[Opening RECORD EXTRACTS section]

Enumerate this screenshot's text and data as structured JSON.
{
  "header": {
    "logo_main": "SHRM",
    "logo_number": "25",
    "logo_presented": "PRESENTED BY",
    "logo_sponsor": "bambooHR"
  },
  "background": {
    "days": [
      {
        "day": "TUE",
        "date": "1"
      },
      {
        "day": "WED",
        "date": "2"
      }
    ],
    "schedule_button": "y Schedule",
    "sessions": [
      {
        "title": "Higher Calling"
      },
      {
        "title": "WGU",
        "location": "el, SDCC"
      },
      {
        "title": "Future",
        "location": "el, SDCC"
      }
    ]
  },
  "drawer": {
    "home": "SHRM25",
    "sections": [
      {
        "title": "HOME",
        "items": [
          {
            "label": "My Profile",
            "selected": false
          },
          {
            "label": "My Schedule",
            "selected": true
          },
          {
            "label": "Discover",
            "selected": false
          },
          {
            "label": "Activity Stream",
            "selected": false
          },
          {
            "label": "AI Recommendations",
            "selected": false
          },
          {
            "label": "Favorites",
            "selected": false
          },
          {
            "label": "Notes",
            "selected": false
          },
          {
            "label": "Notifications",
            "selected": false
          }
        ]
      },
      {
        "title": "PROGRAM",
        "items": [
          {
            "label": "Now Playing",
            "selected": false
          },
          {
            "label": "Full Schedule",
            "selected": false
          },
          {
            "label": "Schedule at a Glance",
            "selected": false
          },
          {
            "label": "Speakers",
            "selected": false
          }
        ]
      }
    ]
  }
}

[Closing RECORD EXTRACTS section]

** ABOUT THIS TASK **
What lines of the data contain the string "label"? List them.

** ANSWER FOR THE TASK **
            "label": "My Profile",
            "label": "My Schedule",
            "label": "Discover",
            "label": "Activity Stream",
            "label": "AI Recommendations",
            "label": "Favorites",
            "label": "Notes",
            "label": "Notifications",
            "label": "Now Playing",
            "label": "Full Schedule",
            "label": "Schedule at a Glance",
            "label": "Speakers",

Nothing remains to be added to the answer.